Hua Guofeng, who briefly ruled China as Mao Zedong's handpicked successor before being toppled by reformists, died Wednesday. He was 87.
The official Xinhua news agency said Hua died of illness but did not elaborate.
Hua, once fondly referred to by state media as the "Wise Leader", became Communist Party chairman in September 1976 after Mao was quoted as saying on his death bed: "With you in charge my heart is at ease".
But he saw his powers erode until he was pushed aside by Deng Xiaoping as a prelude to reforms that launched an economic boom.
Hua was forced out as Communist Party chairman in 1981 and slipped into obscurity.
In contrast to the harsh purges of earlier eras, when fallen leaders were banished to remote villages, Hua remained part of the inner circle as a member of the party's Central Committee.
Shortly after Hua took power, he approved a military plot to arrest Mao's widow, Jiang Qing, and other members of her reviled radical Gang of Four. They were blamed for Mao's excesses during the chaotic decade-long Cultural Revolution.

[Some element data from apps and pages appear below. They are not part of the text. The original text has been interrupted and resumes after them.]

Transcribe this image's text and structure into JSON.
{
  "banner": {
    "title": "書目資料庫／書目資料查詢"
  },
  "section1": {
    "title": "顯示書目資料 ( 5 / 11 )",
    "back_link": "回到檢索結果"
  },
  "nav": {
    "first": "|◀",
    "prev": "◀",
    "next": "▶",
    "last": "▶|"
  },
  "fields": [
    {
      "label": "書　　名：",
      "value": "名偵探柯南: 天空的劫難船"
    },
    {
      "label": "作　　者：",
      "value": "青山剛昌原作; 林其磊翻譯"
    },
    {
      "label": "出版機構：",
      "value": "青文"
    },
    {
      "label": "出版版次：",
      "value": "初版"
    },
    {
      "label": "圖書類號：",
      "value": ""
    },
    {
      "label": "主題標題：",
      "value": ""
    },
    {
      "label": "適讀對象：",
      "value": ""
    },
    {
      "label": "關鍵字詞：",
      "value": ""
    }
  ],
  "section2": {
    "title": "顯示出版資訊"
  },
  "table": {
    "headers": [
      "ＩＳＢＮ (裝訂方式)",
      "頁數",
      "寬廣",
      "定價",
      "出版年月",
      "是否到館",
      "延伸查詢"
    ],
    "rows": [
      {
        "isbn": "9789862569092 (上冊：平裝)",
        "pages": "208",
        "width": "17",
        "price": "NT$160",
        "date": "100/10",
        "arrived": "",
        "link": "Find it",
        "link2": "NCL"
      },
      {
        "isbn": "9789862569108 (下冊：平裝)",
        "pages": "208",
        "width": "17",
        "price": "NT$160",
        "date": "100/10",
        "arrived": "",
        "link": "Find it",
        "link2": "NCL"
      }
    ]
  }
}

When he was forced out as party leader in 1981, one stated reason was that Hua had continued to espouse the ultra-radical ideals of the Cultural Revolution.